◆ **WORK REQUIRED**
Could you copy out all the lines in the material below where the word "from" occurs?

◆ **DATASET EXCERPTS**

********

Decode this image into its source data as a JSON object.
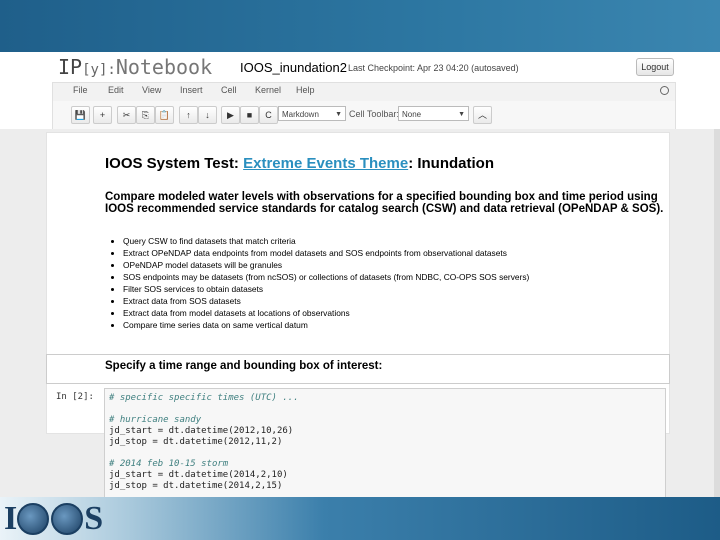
{
  "header": {
    "logo_prefix": "IP",
    "logo_y": "[y]:",
    "logo_suffix": "Notebook",
    "notebook_name": "IOOS_inundation2",
    "checkpoint": "Last Checkpoint: Apr 23 04:20 (autosaved)",
    "logout": "Logout"
  },
  "menu": [
    "File",
    "Edit",
    "View",
    "Insert",
    "Cell",
    "Kernel",
    "Help"
  ],
  "toolbar": {
    "buttons": [
      "💾",
      "+",
      "✂",
      "⎘",
      "📋",
      "↑",
      "↓",
      "▶",
      "■",
      "C"
    ],
    "cell_type": "Markdown",
    "cell_toolbar_label": "Cell Toolbar:",
    "cell_toolbar_value": "None",
    "collapse": "︿"
  },
  "markdown": {
    "title_prefix": "IOOS System Test:",
    "title_link": "Extreme Events Theme",
    "title_suffix": ": Inundation",
    "description": "Compare modeled water levels with observations for a specified bounding box and time period using IOOS recommended service standards for catalog search (CSW) and data retrieval (OPeNDAP & SOS).",
    "bullets": [
      "Query CSW to find datasets that match criteria",
      "Extract OPeNDAP data endpoints from model datasets and SOS endpoints from observational datasets",
      "OPeNDAP model datasets will be granules",
      "SOS endpoints may be datasets (from ncSOS) or collections of datasets (from NDBC, CO-OPS SOS servers)",
      "Filter SOS services to obtain datasets",
      "Extract data from SOS datasets",
      "Extract data from model datasets at locations of observations",
      "Compare time series data on same vertical datum"
    ],
    "subheading": "Specify a time range and bounding box of interest:"
  },
  "code_cell": {
    "prompt": "In [2]:",
    "lines": [
      "# specific specific times (UTC) ...",
      "",
      "# hurricane sandy",
      "jd_start = dt.datetime(2012,10,26)",
      "jd_stop = dt.datetime(2012,11,2)",
      "",
      "# 2014 feb 10-15 storm",
      "jd_start = dt.datetime(2014,2,10)",
      "jd_stop = dt.datetime(2014,2,15)"
    ]
  },
  "branding": {
    "logo": "IOOS"
  }
}
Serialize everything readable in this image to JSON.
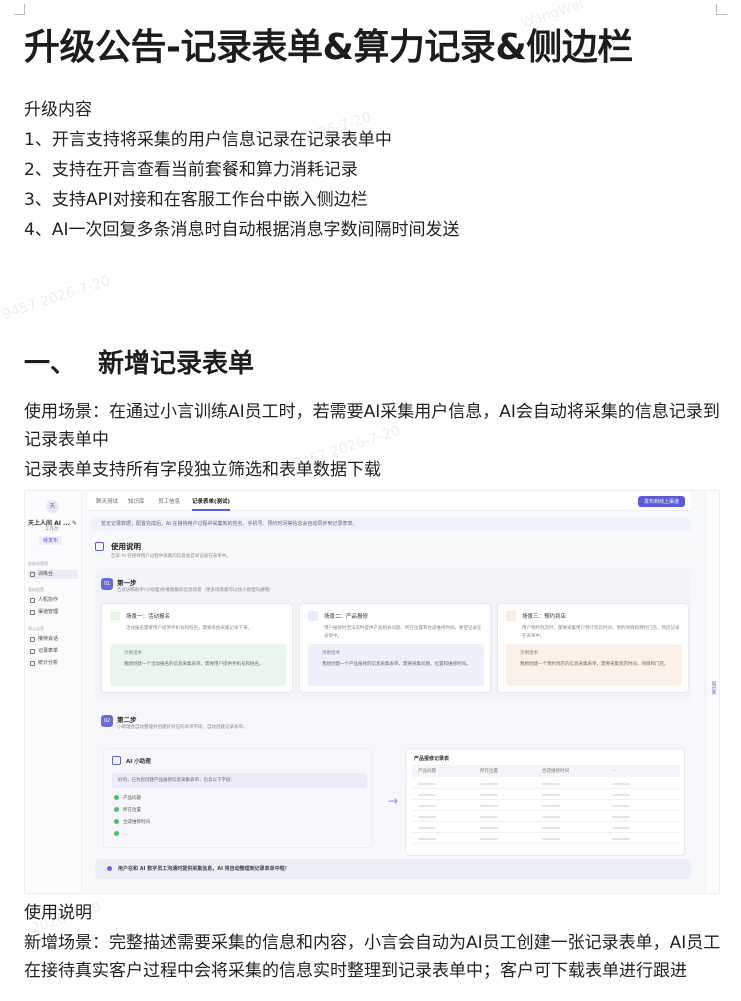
{
  "title": "升级公告-记录表单&算力记录&侧边栏",
  "upgrade": {
    "heading": "升级内容",
    "items": [
      "1、开言支持将采集的用户信息记录在记录表单中",
      "2、支持在开言查看当前套餐和算力消耗记录",
      "3、支持API对接和在客服工作台中嵌入侧边栏",
      "4、AI一次回复多条消息时自动根据消息字数间隔时间发送"
    ]
  },
  "section1": {
    "number": "一、",
    "title": "新增记录表单",
    "scene_lines": [
      "使用场景：在通过小言训练AI员工时，若需要AI采集用户信息，AI会自动将采集的信息记录到",
      "记录表单中"
    ],
    "filter_line": "记录表单支持所有字段独立筛选和表单数据下载"
  },
  "screenshot": {
    "sidebar": {
      "avatar": "天",
      "name": "天上人间 AI ... ✎",
      "sub": "工作台",
      "tag": "待发布",
      "groups": [
        "智能体管理",
        "基础配置",
        "线上运营"
      ],
      "items": [
        "训练台",
        "人机协作",
        "渠道管理",
        "接待会话",
        "记录表单",
        "统计分析"
      ]
    },
    "tabs": [
      "聊天测试",
      "知识库",
      "员工信息",
      "记录表单(测试)"
    ],
    "publish_button": "发布到线上渠道",
    "rail_label": "知识库",
    "notice": "暂无记录数据，配置完成后，AI 在接待用户过程中采集到的姓名、手机号、预约时间等信息会自动同步到记录表单。",
    "intro": {
      "title": "使用说明",
      "sub": "告诉 AI 在接待用户过程中采集的信息会自动记录在表单中。"
    },
    "step1": {
      "badge": "01",
      "title": "第一步",
      "sub": "告诉训练助手(小助理)你要收集的信息场景（更多场景都可以找小助理沟通哦）",
      "cards": [
        {
          "title": "场景一：活动报名",
          "desc": "活动报名需要用户提供手机号和姓名，需要系统采集记录下来。",
          "ex_label": "示例话术",
          "ex_text": "我想创建一个活动报名的信息采集表单，需要用户提供手机号和姓名。"
        },
        {
          "title": "场景二：产品报修",
          "desc": "用户报修时无法及时提供产品相关问题、所在位置和合适维修时间，希望记录在表单中。",
          "ex_label": "示例话术",
          "ex_text": "我想创建一个产品报修的信息采集表单，需要采集问题、位置和维修时间。"
        },
        {
          "title": "场景三：预约到店",
          "desc": "用户预约到店时，需要采集用户预计到店时间、预约项目和预约门店，然后记录在表单中。",
          "ex_label": "示例话术",
          "ex_text": "我想创建一个预约到店的信息采集表单，需要采集到店时间、项目和门店。"
        }
      ]
    },
    "step2": {
      "badge": "02",
      "title": "第二步",
      "sub": "小助理会自动整理并创建好对应的表单字段，自动创建记录表单。",
      "chat_title": "AI 小助理",
      "chat_bubble": "好的，已为您创建产品报修信息采集表单，包含以下字段：",
      "fields": [
        "产品问题",
        "所在位置",
        "合适维修时间",
        "..."
      ],
      "table_title": "产品报修记录表",
      "table_headers": [
        "产品问题",
        "所在位置",
        "合适维修时间",
        "..."
      ]
    },
    "hint": "用户在和 AI 数字员工沟通时提供采集信息，AI 将自动整理到记录表单中啦！"
  },
  "usage": {
    "heading": "使用说明",
    "lines": [
      "新增场景：完整描述需要采集的信息和内容，小言会自动为AI员工创建一张记录表单，AI员工",
      "在接待真实客户过程中会将采集的信息实时整理到记录表单中；客户可下载表单进行跟进"
    ]
  },
  "colors": {
    "accent": "#5b5bd6",
    "text": "#222222"
  }
}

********

◆ **WRITTEN RESPONSE**
      "Extract OPeNDAP data endpoints from model datasets and SOS endpoints from observational datasets",
      "SOS endpoints may be datasets (from ncSOS) or collections of datasets (from NDBC, CO-OPS SOS servers)",
      "Extract data from SOS datasets",
      "Extract data from model datasets at locations of observations",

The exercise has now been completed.